CybersecurityBiologically inspired network protection software

Published 15 April 2019

Electrical engineers look to the human immune system for clues on how to best protect digital networks. It’s a concept that’s beginning to be explored more and more by researchers in a variety of fields: What does the human body do well and how can we adapt those mechanisms to improve technology or engineering systems?

Engineers at the University of South Florida have developed a new type of cybersecurity software that mimics the human immune system.

It’s a concept that’s beginning to be explored more and more by researchers in a variety of fields: What does the human body do well and how can we adapt those mechanisms to improve technology or engineering systems?

Researchers in the USF Department of Electrical Engineering looked to the human immune system as a model for intrusion detection in wireless sensor networks. The concepts apply equally well to high-value financial or military mission critical networks that may or may not be wireless.

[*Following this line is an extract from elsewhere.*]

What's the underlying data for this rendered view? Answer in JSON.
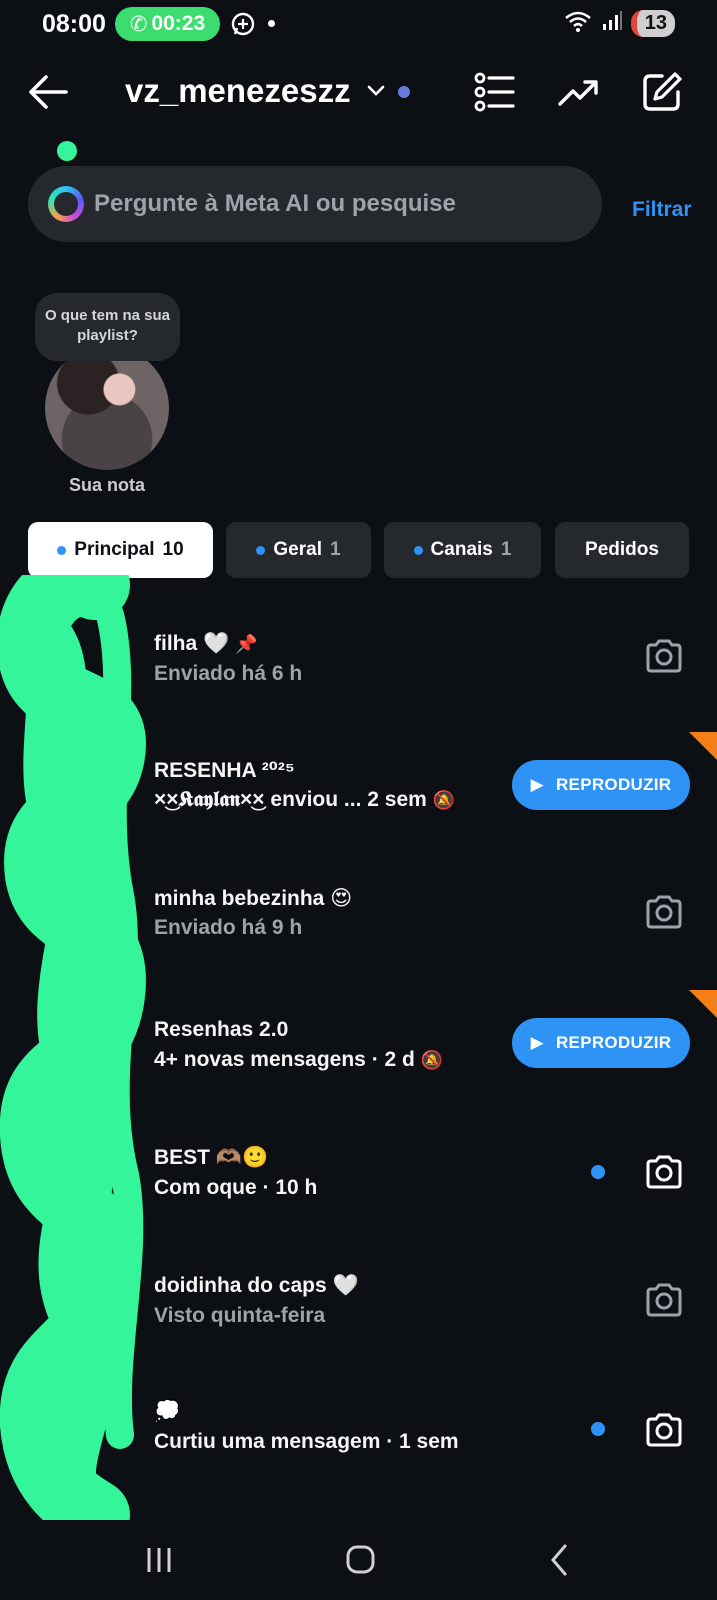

The research was published in Procedia Computer Science and has demonstrated extremely promising results in testing.

“It’s very logical to develop these software systems based on human systems,” said Salvatore Morgera, PhD, a USF professor of electrical engineering and the project’s principal investigator. “Our immune system does a very good job at protecting us – so we wanted to take those mechanisms and adapt them for cybersecurity.”

In its simplest form, the human immune system protects the body from pathogens, like germs, viruses and other potentially harmful foreign bodies. If we become infected, our immune system is able to identify and attack the threat in an attempt to keep the body healthy. This idea is exactly what Morgera and his research team hoped to accomplish with their biologically-inspired software. When a network is at risk of being attacked, the software can identify and eliminate the threat. It’s essentially an immune system for a digital network.

USF says that to develop the software, Morgera, along with USF doctoral students Vishwa Alaparthy and Amar Amouri, broke the immune system down into three layers. The first layer is external protection; how our bodies prevent pathogens from getting inside. In their software, this layer of protection is encryption – a common cybersecurity tool used to keep unauthorized users out of networks. Most network security methods depend almost exclusively on encryption, and while modern encryption techniques are extremely sophisticated, they are not always successful at preventing intrusion.

To combat this risk, researchers looked to the bodies second layer of protection; non-specific resistance. This non-specific immune response acts as a “catch-all”, immediately responding to any foreign-body with a variety of non-specific immune cells. In their software, Morgera and his team developed a similar non-specific response that quickly recognizes any intrusion and quarantines the threat for further examination. Just like in the human body, this response acts as a first line of defense when threats enter the system.

The third layer that researchers looked at is the immune system’s specific resistance to pathogens. This subsystem of the overall immune system is composed of highly specialized cells that respond to specific pathogens. This response also builds immunological memory, leading to an enhanced response after the initial encounter. Just like in our bodies, the USF-developed software learns from each attack and maintains millions of intrusion-fighting templates it can sort through to fight individual threat attempts. As Morgera states, “The need to sort through millions of intrusion-fighting templates can be a computationally complex undertaking.” Another researcher, Patrick Lie Chin Cheong, and Morgera have developed a highly efficient ‘big data’ approach to the sorting that only takes fractions of a second and can be easily implemented on power-limited sensor networks using small microprocessors.

When used in combination, these three mechanisms not only work to keep our bodies healthy but have been shown to be extremely successful in maintaining secure, high value digital networks.

Morgera and his team originally began this research as a potential new tool to secure wireless sensor networks deployed by the military. They have worked in collaboration with U.S. Special Operations Command (SOCOM) to test the software and have seen very promising results. Now, researchers plan to continue to improve the software and make it available for a variety of applications. It’s work that may change the future of cybersecurity around the world.